I was pretty awkward when I was young, but I was never afraid of putting myself out there. I would say stupid things but then they would laugh at me and possibly find it endearing.
I like to work as much as I can, but I only really have the hiatus to work on other projects. I've kept myself busy recently. I voiced a character in Ice Age: Continental Drift (2012), which was a lot of fun. I also did another small movie called The Scribbler (2014).
People at the University of Portland were accepting and loving and open-minded. When you have a safety net, it allows you to take risks.
When we first started The Big Bang Theory (2007), I would get incredibly nervous because it's such a big show and I was just out of graduate school. I'd come in and have this huge responsibility for the one line that everyone hopes will bring down the house.
We live in a bubble sometimes, and you can get out of touch with your fans. You go to the studio, you come home. But coming to Comic-Con is a real opportunity to connect with the people that made your show happen and are responsible for its continued success. It's really humbling.
These characters, they have to evolve. They're getting older on the show, these are things that happen in everyone's life. People do get married... this is just a natural evolution. I wonder if we'll have 'Big Bang' babies in the season finale?
The really good stand up comedians can be angry but relatable, and they have interestingly humanizing personalities. Their observational skills are far greater than mine, so I'll just stick to reading lines off a page.
Sometimes I'll be sitting with my friends; I'll say something Koothrappali-esque and make a face. There is a lot of Koothrappali in me as a human being. A lot of mannerism, humor, mischievousness, my innocence. So I don't know if I bring him home so much as I bring myself to him at work.

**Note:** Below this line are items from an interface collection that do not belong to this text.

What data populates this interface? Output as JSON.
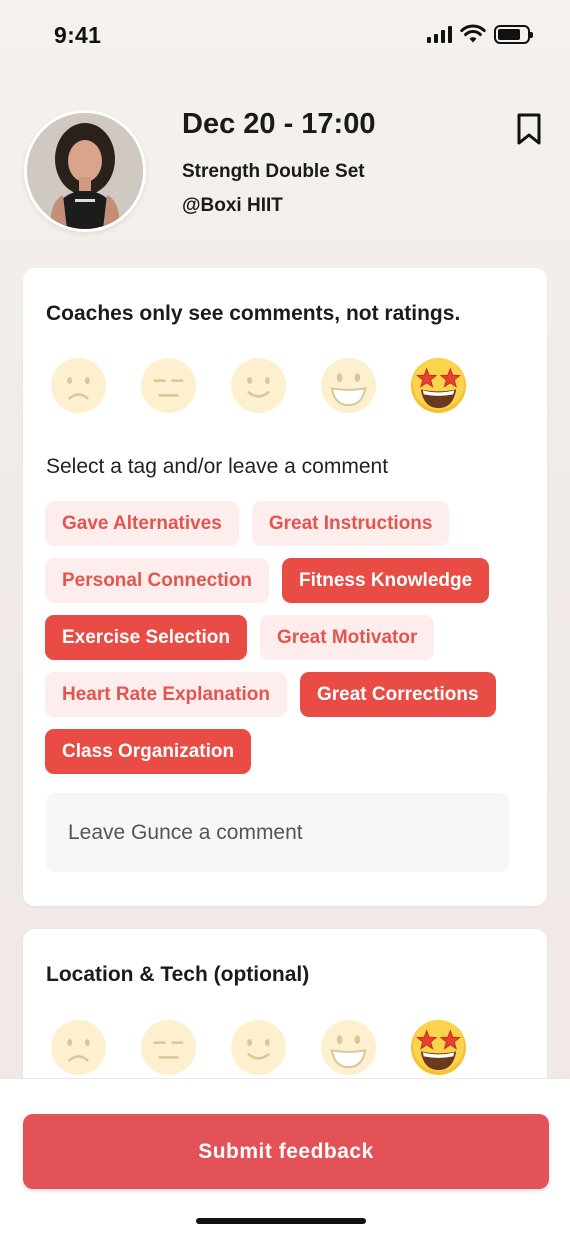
{
  "status_bar": {
    "time": "9:41"
  },
  "header": {
    "date_time": "Dec 20 - 17:00",
    "class_name": "Strength Double Set",
    "studio": "@Boxi HIIT",
    "bookmark_icon": "bookmark-icon"
  },
  "coach_card": {
    "title": "Coaches only see comments, not ratings.",
    "ratings": [
      {
        "icon": "frowning-face-icon",
        "selected": false
      },
      {
        "icon": "neutral-face-icon",
        "selected": false
      },
      {
        "icon": "slightly-smiling-face-icon",
        "selected": false
      },
      {
        "icon": "grinning-face-icon",
        "selected": false
      },
      {
        "icon": "star-struck-face-icon",
        "selected": true
      }
    ],
    "tag_prompt": "Select a tag and/or leave a comment",
    "tags": [
      {
        "label": "Gave Alternatives",
        "selected": false
      },
      {
        "label": "Great Instructions",
        "selected": false
      },
      {
        "label": "Personal Connection",
        "selected": false
      },
      {
        "label": "Fitness Knowledge",
        "selected": true
      },
      {
        "label": "Exercise Selection",
        "selected": true
      },
      {
        "label": "Great Motivator",
        "selected": false
      },
      {
        "label": "Heart Rate Explanation",
        "selected": false
      },
      {
        "label": "Great Corrections",
        "selected": true
      },
      {
        "label": "Class Organization",
        "selected": true
      }
    ],
    "comment_placeholder": "Leave Gunce a comment"
  },
  "location_card": {
    "title": "Location & Tech (optional)",
    "ratings": [
      {
        "icon": "frowning-face-icon",
        "selected": false
      },
      {
        "icon": "neutral-face-icon",
        "selected": false
      },
      {
        "icon": "slightly-smiling-face-icon",
        "selected": false
      },
      {
        "icon": "grinning-face-icon",
        "selected": false
      },
      {
        "icon": "star-struck-face-icon",
        "selected": true
      }
    ]
  },
  "footer": {
    "submit_label": "Submit feedback"
  },
  "colors": {
    "accent": "#e94c45",
    "tag_unselected_bg": "#fdeeed",
    "tag_unselected_text": "#e4554f",
    "submit_bg": "#e35257"
  }
}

When you move from a different country, it takes a while to make friends. I found myself being lonely a lot at first. In New Delhi, I had all my family. But Portland is one of those cities you can immerse yourself in and feel comfortable. People are so friendly.
No one ever sees the sleepless nights, the years of studying and 14-hour days earning your dues. I spent three years isolated in an academic environment to be the best actor I could.

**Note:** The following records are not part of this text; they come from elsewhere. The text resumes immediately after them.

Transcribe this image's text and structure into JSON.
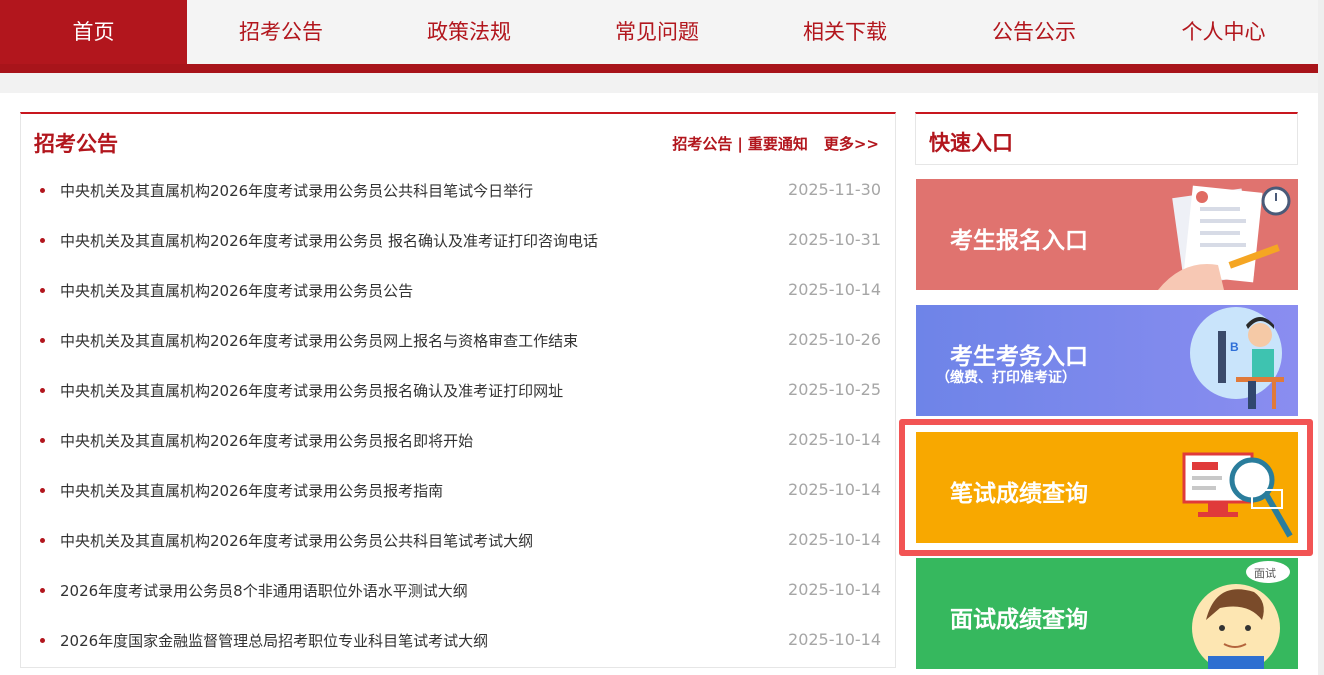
{
  "nav": {
    "items": [
      {
        "label": "首页",
        "active": true
      },
      {
        "label": "招考公告",
        "active": false
      },
      {
        "label": "政策法规",
        "active": false
      },
      {
        "label": "常见问题",
        "active": false
      },
      {
        "label": "相关下载",
        "active": false
      },
      {
        "label": "公告公示",
        "active": false
      },
      {
        "label": "个人中心",
        "active": false
      }
    ]
  },
  "announcements": {
    "title": "招考公告",
    "links": {
      "recruit": "招考公告",
      "separator": "|",
      "notice": "重要通知",
      "more": "更多>>"
    },
    "items": [
      {
        "title": "中央机关及其直属机构2026年度考试录用公务员公共科目笔试今日举行",
        "date": "2025-11-30"
      },
      {
        "title": "中央机关及其直属机构2026年度考试录用公务员 报名确认及准考证打印咨询电话",
        "date": "2025-10-31"
      },
      {
        "title": "中央机关及其直属机构2026年度考试录用公务员公告",
        "date": "2025-10-14"
      },
      {
        "title": "中央机关及其直属机构2026年度考试录用公务员网上报名与资格审查工作结束",
        "date": "2025-10-26"
      },
      {
        "title": "中央机关及其直属机构2026年度考试录用公务员报名确认及准考证打印网址",
        "date": "2025-10-25"
      },
      {
        "title": "中央机关及其直属机构2026年度考试录用公务员报名即将开始",
        "date": "2025-10-14"
      },
      {
        "title": "中央机关及其直属机构2026年度考试录用公务员报考指南",
        "date": "2025-10-14"
      },
      {
        "title": "中央机关及其直属机构2026年度考试录用公务员公共科目笔试考试大纲",
        "date": "2025-10-14"
      },
      {
        "title": "2026年度考试录用公务员8个非通用语职位外语水平测试大纲",
        "date": "2025-10-14"
      },
      {
        "title": "2026年度国家金融监督管理总局招考职位专业科目笔试考试大纲",
        "date": "2025-10-14"
      }
    ]
  },
  "quick_entry": {
    "title": "快速入口",
    "cards": [
      {
        "label": "考生报名入口",
        "icon": "registration-form-icon"
      },
      {
        "label": "考生考务入口",
        "sub": "（缴费、打印准考证）",
        "icon": "student-at-computer-icon"
      },
      {
        "label": "笔试成绩查询",
        "icon": "magnifier-screen-icon"
      },
      {
        "label": "面试成绩查询",
        "icon": "interviewee-avatar-icon",
        "badge": "面试"
      }
    ]
  },
  "colors": {
    "brand_red": "#b2161d",
    "card_register": "#e0736f",
    "card_affairs": "#7b88ec",
    "card_written": "#f8a800",
    "card_interview": "#36b85e",
    "highlight": "#f25454"
  }
}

It all started with the most basic level of Uta Hagen, right at the beginning. I'm like, "Really? I came to grad school; I'm going to do the 'Respect for Acting'?" And I realized the importance of that, because it was really to just get you to get rid of everything. Get rid of everything you've learned and just start from the bottom up.
If you want to go on the floor, go in disguise because otherwise you won't be able to. I would just put on a full Darth Vader costume and walk through Comic-Con so I can actually check it out and enjoy it as opposed to being approached by everyone, which is lovely, but it gets very difficult to enjoy because there's so many people there.
I'm helping launch the new Milky Way Chocolate Ice Cream Bar. I play an astrophysicist on television, and the name of the bar is Milky Way, so put two and two together, and here I am.
I'm a pro! No, what I mean is I have performed with the Royal Shakespeare Company in England. I have been all over the place. I have studied theatre for seven years.
I would definitely line up for 'The Lord of the Rings.' I'm a huge 'Lord of the Rings' geek.
I really think if you take away a character's obstacles then there's no comedy.
I love video games. I love, love, love them! I also love 'Star Wars.' I wish Jedi was a true religion.
I love going to the G4 sci-fi-type parties.
I know stuff about 'Lord of the Rings' and 'Star Wars,' but 'Star Trek,' I don't know.
I have a fear of heights and I'm claustrophobic.
I have a dialect myself; it's more pronounced, because I have studied theatre and been in England. It's half-British, half-Indian.
I did learn that there's no point in eating too much Vitamin C because it comes out of your bladder.
Comic-Con has been an amazing experience. It's overwhelming, I have to admit, because of the lines and the crowds.
Comic-Con fans are so affectionate, and it's always a lovely way to start a new season.